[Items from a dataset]

══════════════════════════════

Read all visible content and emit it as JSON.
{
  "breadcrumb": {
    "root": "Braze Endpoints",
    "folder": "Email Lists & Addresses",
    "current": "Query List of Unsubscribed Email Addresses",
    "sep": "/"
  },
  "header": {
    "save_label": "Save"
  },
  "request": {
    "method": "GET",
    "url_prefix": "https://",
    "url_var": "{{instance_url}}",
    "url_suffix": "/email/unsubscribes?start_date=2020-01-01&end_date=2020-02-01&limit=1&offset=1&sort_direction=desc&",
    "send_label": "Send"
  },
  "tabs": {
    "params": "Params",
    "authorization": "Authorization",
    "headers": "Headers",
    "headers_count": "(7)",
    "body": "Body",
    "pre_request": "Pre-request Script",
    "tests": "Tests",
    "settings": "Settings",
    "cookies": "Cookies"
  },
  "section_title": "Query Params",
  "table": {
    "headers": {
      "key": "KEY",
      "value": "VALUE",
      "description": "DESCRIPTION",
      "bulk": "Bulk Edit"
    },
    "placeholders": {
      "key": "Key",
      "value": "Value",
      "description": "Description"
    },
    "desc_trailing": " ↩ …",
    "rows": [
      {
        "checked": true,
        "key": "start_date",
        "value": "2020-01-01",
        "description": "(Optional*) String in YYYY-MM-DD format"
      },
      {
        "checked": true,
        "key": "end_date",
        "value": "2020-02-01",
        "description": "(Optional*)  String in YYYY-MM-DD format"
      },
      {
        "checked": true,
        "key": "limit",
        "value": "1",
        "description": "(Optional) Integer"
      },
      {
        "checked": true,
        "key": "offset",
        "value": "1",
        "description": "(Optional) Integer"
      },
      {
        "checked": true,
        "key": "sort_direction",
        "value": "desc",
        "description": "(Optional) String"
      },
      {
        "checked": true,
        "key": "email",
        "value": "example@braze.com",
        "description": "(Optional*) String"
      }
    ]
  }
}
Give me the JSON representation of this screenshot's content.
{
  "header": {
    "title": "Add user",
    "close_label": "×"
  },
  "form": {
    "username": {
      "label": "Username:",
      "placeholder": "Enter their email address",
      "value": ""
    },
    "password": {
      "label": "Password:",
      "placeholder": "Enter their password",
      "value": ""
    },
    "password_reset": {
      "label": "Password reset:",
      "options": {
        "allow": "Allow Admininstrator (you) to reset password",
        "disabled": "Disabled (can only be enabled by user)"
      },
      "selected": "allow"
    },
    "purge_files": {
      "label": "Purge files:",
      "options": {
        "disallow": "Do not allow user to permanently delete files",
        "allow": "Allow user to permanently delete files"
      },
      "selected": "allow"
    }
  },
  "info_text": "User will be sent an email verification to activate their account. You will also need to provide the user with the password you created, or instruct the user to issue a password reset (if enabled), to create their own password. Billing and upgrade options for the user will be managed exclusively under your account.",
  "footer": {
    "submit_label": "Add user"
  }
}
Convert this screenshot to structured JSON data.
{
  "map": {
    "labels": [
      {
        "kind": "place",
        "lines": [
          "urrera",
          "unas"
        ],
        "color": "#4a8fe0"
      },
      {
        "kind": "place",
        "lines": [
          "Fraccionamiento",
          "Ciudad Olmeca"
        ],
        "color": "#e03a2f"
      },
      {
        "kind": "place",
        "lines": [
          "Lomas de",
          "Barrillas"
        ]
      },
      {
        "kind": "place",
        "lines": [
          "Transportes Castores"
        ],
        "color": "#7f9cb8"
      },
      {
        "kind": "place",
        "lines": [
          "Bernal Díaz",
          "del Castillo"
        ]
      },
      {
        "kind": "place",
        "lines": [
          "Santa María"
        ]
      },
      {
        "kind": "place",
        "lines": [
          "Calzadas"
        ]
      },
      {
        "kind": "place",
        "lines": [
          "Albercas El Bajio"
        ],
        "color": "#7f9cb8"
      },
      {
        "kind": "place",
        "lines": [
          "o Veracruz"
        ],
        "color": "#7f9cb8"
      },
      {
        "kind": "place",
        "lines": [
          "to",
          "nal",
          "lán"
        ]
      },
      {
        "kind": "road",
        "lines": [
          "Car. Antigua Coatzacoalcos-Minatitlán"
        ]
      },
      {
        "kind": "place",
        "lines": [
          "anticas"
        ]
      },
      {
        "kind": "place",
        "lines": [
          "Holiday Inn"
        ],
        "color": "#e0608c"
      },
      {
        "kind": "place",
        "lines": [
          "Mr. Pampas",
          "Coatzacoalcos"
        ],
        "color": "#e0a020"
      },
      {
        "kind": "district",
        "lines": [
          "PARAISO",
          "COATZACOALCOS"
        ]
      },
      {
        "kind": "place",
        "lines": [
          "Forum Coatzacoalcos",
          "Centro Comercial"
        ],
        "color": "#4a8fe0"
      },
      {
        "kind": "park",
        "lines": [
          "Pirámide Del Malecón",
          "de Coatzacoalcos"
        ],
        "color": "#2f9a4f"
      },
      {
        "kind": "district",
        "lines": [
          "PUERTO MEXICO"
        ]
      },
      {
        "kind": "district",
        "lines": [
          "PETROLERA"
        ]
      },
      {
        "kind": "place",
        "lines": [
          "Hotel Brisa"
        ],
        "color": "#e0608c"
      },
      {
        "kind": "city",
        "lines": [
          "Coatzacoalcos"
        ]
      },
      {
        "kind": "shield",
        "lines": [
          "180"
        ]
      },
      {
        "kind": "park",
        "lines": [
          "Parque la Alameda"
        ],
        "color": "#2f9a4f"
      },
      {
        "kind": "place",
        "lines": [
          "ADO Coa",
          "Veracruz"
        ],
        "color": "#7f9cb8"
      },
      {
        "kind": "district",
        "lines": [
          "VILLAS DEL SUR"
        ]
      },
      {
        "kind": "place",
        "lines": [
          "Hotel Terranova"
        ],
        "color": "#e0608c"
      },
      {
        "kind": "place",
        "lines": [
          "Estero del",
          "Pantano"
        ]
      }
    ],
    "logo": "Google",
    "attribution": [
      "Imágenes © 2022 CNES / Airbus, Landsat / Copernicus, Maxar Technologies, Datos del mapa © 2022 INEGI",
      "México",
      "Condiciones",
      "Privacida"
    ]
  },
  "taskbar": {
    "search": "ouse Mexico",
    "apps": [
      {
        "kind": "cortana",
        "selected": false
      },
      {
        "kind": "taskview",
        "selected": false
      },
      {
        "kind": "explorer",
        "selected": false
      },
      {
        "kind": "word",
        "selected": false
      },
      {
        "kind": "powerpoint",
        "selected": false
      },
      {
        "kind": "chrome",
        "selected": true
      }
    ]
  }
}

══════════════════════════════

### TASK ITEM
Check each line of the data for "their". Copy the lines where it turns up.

### THE ANSWER
      "placeholder": "Enter their email address",
      "placeholder": "Enter their password",
  "info_text": "User will be sent an email verification to activate their account. You will also need to provide the user with the password you created, or instruct the user to issue a password reset (if enabled), to create their own password. Billing and upgrade options for the user will be managed exclusively under your account.",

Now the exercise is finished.